zone surrounding the supercontinent, plus thermal insulation by the
supercontinent, led to the formation of a mantle superplume beneath Rodinia
40-60 million years after its final assembly (Figs. 2 & 3). As a
result, widespread continental rifting occurred between ca. 825 Ma and 740
Ma, with episodic plume events at ca. 825 Ma, ca. 780 Ma, and ca. 750 Ma.
We argued in our paper that Rodinia assembled through worldwide orogenic
events between 1,300 and 900 Ma. Likewise, the breakup of Rodinia was also
a protracted and diachronous process. The first major break-up event
occurred along the western margin of Laurentia (North America and
Greenland), possibly as early as 750 Ma. Rifting between the Amazonia
craton and the southeastern margin of Laurentia started at approximately
the same time, but only led to break-up after ca. 600 Ma. By this time most
of the western Gondwanan continents had joined together, although the
formation of Gondwanaland was not complete until ca. 530 Ma.
How did you become involved in this research, and
were there any problems along the way?
My involvement in Rodinia-related research started from the "Gondwana
Eight" conference held in Hobart, Australia, in 1991. I presented a paper
there with a co-worker, the late Professor Chris Powell, on the assembly of
Gondwanaland, and we were excited to hear Professor Ian Dalziel's talk on
the new hypothesis of a supercontinent called Rodinia, the predecessor of
Gondwanaland and all later continents. We immediately started testing the
hypothesis using both paleomagnetic and geological observations, leading to
the establishment of the Australian Research Council-funded Tectonics
Special Research Centre (1997-2006).
Expanding global-scale international collaborations further led to the
establishment of the IGCP 440 project (1999-2004) with the late Professors
Rafael Unrug and Chris Powell being the co-leaders and me as the project
secretary. With the untimely passing away of both founding leaders, the
leadership team later included Professor Svetlana Bogdanova (co-leader),

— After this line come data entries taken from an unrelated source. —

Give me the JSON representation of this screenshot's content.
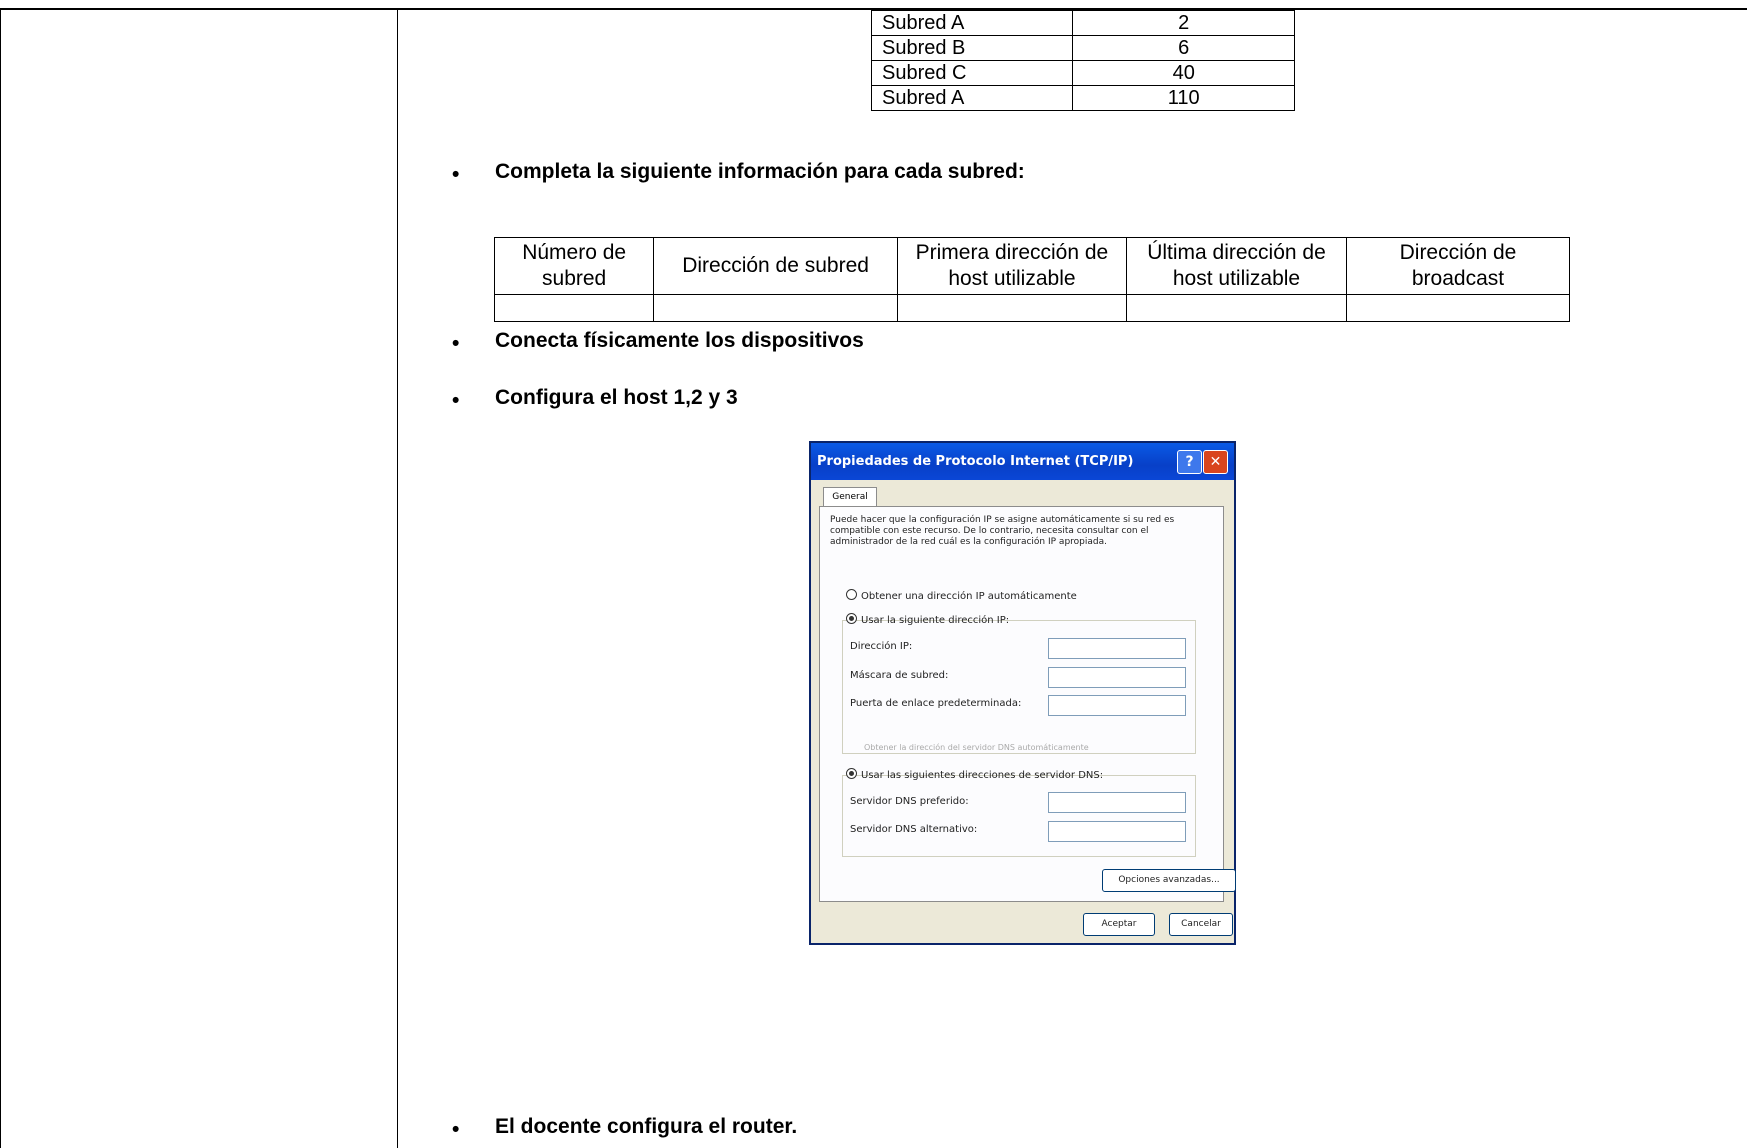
{
  "subnet_hosts": [
    {
      "name": "Subred A",
      "hosts": "2"
    },
    {
      "name": "Subred B",
      "hosts": "6"
    },
    {
      "name": "Subred C",
      "hosts": "40"
    },
    {
      "name": "Subred A",
      "hosts": "110"
    }
  ],
  "bullets": {
    "complete_info": "Completa la siguiente información para cada subred:",
    "connect": "Conecta físicamente los dispositivos",
    "configure_hosts": "Configura el host 1,2 y 3",
    "teacher_router": "El docente configura el router."
  },
  "info_table": {
    "headers": [
      "Número de subred",
      "Dirección de subred",
      "Primera dirección de host utilizable",
      "Última dirección de host utilizable",
      "Dirección de broadcast"
    ]
  },
  "dialog": {
    "title": "Propiedades de Protocolo Internet (TCP/IP)",
    "help_symbol": "?",
    "close_symbol": "✕",
    "tab_general": "General",
    "description": "Puede hacer que la configuración IP se asigne automáticamente si su red es compatible con este recurso. De lo contrario, necesita consultar con el administrador de la red cuál es la configuración IP apropiada.",
    "option_auto_ip": "Obtener una dirección IP automáticamente",
    "option_manual_ip": "Usar la siguiente dirección IP:",
    "label_ip": "Dirección IP:",
    "label_mask": "Máscara de subred:",
    "label_gateway": "Puerta de enlace predeterminada:",
    "option_auto_dns": "Obtener la dirección del servidor DNS automáticamente",
    "option_manual_dns": "Usar las siguientes direcciones de servidor DNS:",
    "label_dns_pref": "Servidor DNS preferido:",
    "label_dns_alt": "Servidor DNS alternativo:",
    "btn_advanced": "Opciones avanzadas...",
    "btn_accept": "Aceptar",
    "btn_cancel": "Cancelar"
  }
}
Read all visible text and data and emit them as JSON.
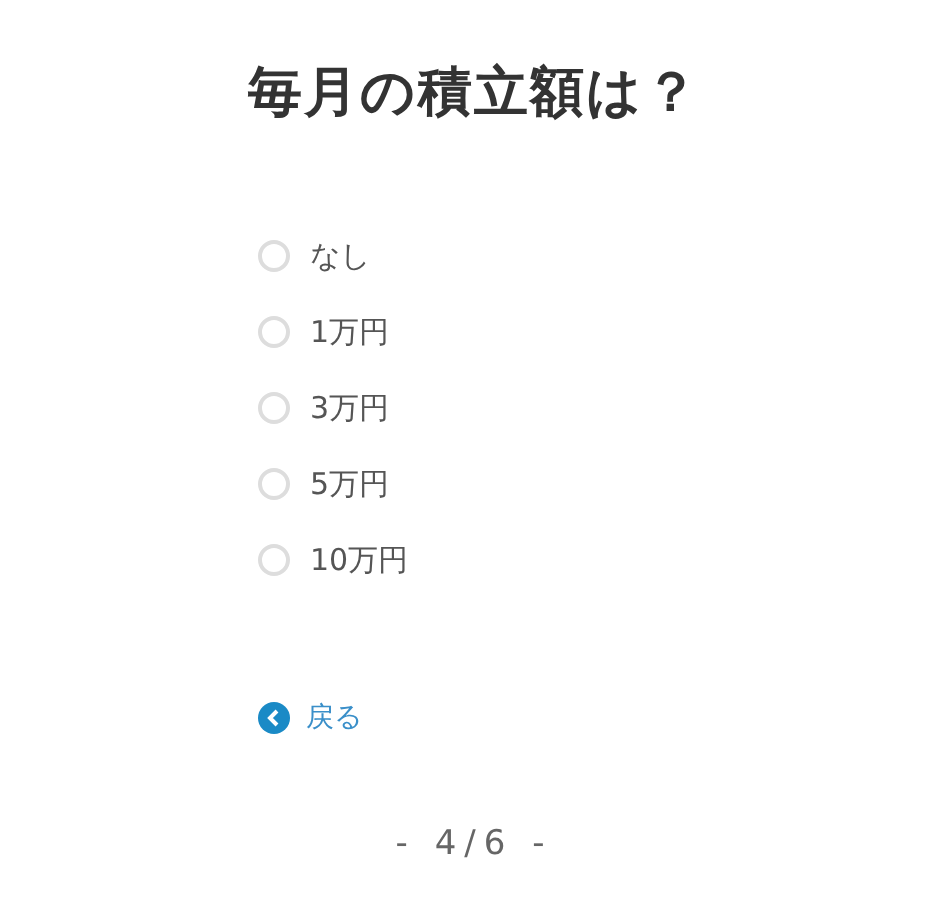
{
  "question": "毎月の積立額は？",
  "options": [
    {
      "label": "なし",
      "selected": false
    },
    {
      "label": "1万円",
      "selected": false
    },
    {
      "label": "3万円",
      "selected": false
    },
    {
      "label": "5万円",
      "selected": false
    },
    {
      "label": "10万円",
      "selected": false
    }
  ],
  "back": {
    "label": "戻る"
  },
  "progress": "- 4/6 -"
}
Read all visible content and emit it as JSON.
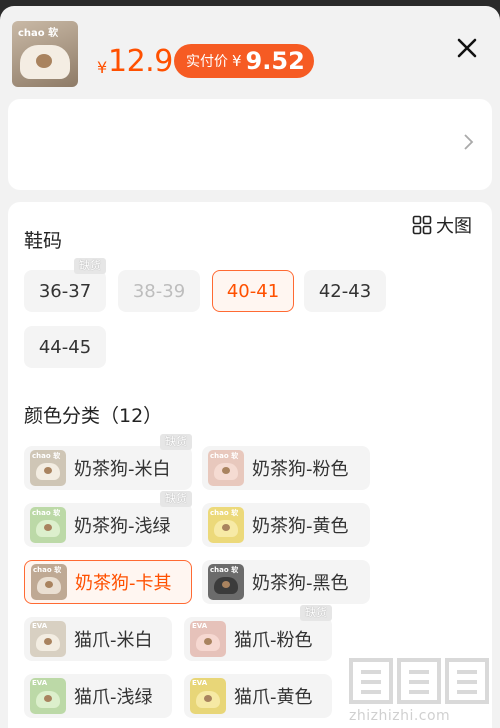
{
  "header": {
    "thumb_brand": "chao 软",
    "currency": "¥",
    "price": "12.9",
    "pay_label": "实付价",
    "pay_currency": "¥",
    "pay_price": "9.52"
  },
  "size": {
    "title": "鞋码",
    "options": [
      {
        "label": "36-37",
        "state": "normal"
      },
      {
        "label": "38-39",
        "state": "disabled",
        "tag": "缺货"
      },
      {
        "label": "40-41",
        "state": "selected"
      },
      {
        "label": "42-43",
        "state": "normal"
      },
      {
        "label": "44-45",
        "state": "normal"
      }
    ]
  },
  "color": {
    "title": "颜色分类（12）",
    "bigpic_label": "大图",
    "options": [
      {
        "label": "奶茶狗-米白",
        "tag": "缺货",
        "thumb_text": "chao 软",
        "bg": "#cfc6b6",
        "slipper": "#f3ede2"
      },
      {
        "label": "奶茶狗-粉色",
        "thumb_text": "chao 软",
        "bg": "#e8c8bd",
        "slipper": "#f5dbd2"
      },
      {
        "label": "奶茶狗-浅绿",
        "tag": "缺货",
        "thumb_text": "chao 软",
        "bg": "#bcd9a7",
        "slipper": "#dcefcc"
      },
      {
        "label": "奶茶狗-黄色",
        "thumb_text": "chao 软",
        "bg": "#ecd97a",
        "slipper": "#f7eaa6"
      },
      {
        "label": "奶茶狗-卡其",
        "state": "selected",
        "thumb_text": "chao 软",
        "bg": "#bfa994",
        "slipper": "#eadfd2"
      },
      {
        "label": "奶茶狗-黑色",
        "thumb_text": "chao 软",
        "bg": "#6b6b6b",
        "slipper": "#3b3b3b"
      },
      {
        "label": "猫爪-米白",
        "thumb_text": "EVA",
        "bg": "#d8d0c2",
        "slipper": "#f3ede2"
      },
      {
        "label": "猫爪-粉色",
        "tag": "缺货",
        "thumb_text": "EVA",
        "bg": "#e6c2ba",
        "slipper": "#f6d8d1"
      },
      {
        "label": "猫爪-浅绿",
        "thumb_text": "EVA",
        "bg": "#bcd9a7",
        "slipper": "#dcefcc"
      },
      {
        "label": "猫爪-黄色",
        "thumb_text": "EVA",
        "bg": "#e8d678",
        "slipper": "#f6e9a4"
      }
    ]
  },
  "watermark": {
    "text": "zhizhizhi.com"
  },
  "colors": {
    "accent": "#ff5000",
    "badge_bg": "#f65b23",
    "sheet_bg": "#f2f2f2"
  }
}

Dr. Sergei Pisarevsky (project secretary), me (co-leader), and the late
Professor Henri Kampunzu (co-leader). The project involved over 300
scientists from around the world, and it has been regarded as one of the
most successful IGCP projects.
Where do you see your research leading in the
My continued research in this field may lead in two related directions. One
is further examination of the nature and evolutionary history of Rodinia
and older supercontinents in Earth's history. The other is to examine the
Earth's record of superplume events and their relationships to
supercontinent events. Both will involve extensive international
collaborations and, through working with mantle dynamists, we hope to
achieve a better understanding of how the Earth works.
Do you foresee any social or political implications
for your research?
Apart from helping people to understand how the Earth evolved and how the
Earth's deep mantle interacts with the tectonic plates, my research also
helps in understanding the processes controlling the formation and location
of mineral and energy resources, and how geological processes impact on our
climate and environment.
For instance, the identification of the timing, extent, and geographic
location of past mountain ranges, major volcanic provinces, and
continent-ocean configurations during Earth's history helps us to
understand what caused the occasional catastrophic climatic events like
icehouse (even snowball Earth) conditions. The extensive international
collaborations that my research involves also bring scientists from all
cultural background to work together toward common goals.
Professor Zheng-Xiang Li The Institute for Geoscience Research (TIGeR) Department of Applied Geology Curtin University of Technology Perth, Australia Web | Web
KEYWORDS: DRONNING-MAUD-LAND; TRUE POLAR WANDER;
SIBERIA-LAURENTIA CONNECTION; PB ZIRCON GEOCHRONOLOGY; LARGE IGNEOUS
PROVINCE; ARABIAN-NUBIAN SHIELD; WESTERN NORTH-AMERICA; NEOPROTEROZOIC
TECTONIC EVOLUTION; GRANULITE-FACIES METAMORPHISM; LATE PROTEROZOIC
Images used in this feature in ScienceWatch.com
are reprinted from PRECAMBRIAN RESEARCH, Vol. 160,
Li ZX, et al., "Assembly, configuration, and
break-up history of Rodinia: A synthesis," Pages: 179-210,
Copyright JAN 5 2008, with permission from